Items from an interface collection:

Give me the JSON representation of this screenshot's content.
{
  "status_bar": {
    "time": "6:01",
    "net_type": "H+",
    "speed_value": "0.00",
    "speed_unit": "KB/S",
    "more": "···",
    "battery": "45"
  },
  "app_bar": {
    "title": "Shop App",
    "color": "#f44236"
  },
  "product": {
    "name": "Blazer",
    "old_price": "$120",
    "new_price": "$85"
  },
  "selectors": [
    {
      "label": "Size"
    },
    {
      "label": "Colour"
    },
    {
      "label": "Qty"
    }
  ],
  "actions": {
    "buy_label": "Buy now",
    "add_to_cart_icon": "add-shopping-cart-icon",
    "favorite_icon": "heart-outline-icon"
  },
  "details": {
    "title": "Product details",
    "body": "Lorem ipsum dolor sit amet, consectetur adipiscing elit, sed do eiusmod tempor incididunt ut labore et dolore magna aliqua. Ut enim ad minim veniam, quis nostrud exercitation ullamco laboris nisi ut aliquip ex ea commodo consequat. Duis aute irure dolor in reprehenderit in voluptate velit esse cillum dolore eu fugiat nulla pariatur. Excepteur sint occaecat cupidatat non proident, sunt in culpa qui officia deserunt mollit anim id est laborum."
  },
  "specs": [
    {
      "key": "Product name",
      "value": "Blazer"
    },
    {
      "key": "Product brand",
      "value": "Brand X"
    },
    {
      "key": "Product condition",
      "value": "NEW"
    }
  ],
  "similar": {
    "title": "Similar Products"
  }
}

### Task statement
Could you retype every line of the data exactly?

### Exercise result
Give me the JSON representation of this screenshot's content.
{
  "status_bar": {
    "time": "6:01",
    "net_type": "H+",
    "speed_value": "0.00",
    "speed_unit": "KB/S",
    "more": "···",
    "battery": "45"
  },
  "app_bar": {
    "title": "Shop App",
    "color": "#f44236"
  },
  "product": {
    "name": "Blazer",
    "old_price": "$120",
    "new_price": "$85"
  },
  "selectors": [
    {
      "label": "Size"
    },
    {
      "label": "Colour"
    },
    {
      "label": "Qty"
    }
  ],
  "actions": {
    "buy_label": "Buy now",
    "add_to_cart_icon": "add-shopping-cart-icon",
    "favorite_icon": "heart-outline-icon"
  },
  "details": {
    "title": "Product details",
    "body": "Lorem ipsum dolor sit amet, consectetur adipiscing elit, sed do eiusmod tempor incididunt ut labore et dolore magna aliqua. Ut enim ad minim veniam, quis nostrud exercitation ullamco laboris nisi ut aliquip ex ea commodo consequat. Duis aute irure dolor in reprehenderit in voluptate velit esse cillum dolore eu fugiat nulla pariatur. Excepteur sint occaecat cupidatat non proident, sunt in culpa qui officia deserunt mollit anim id est laborum."
  },
  "specs": [
    {
      "key": "Product name",
      "value": "Blazer"
    },
    {
      "key": "Product brand",
      "value": "Brand X"
    },
    {
      "key": "Product condition",
      "value": "NEW"
    }
  ],
  "similar": {
    "title": "Similar Products"
  }
}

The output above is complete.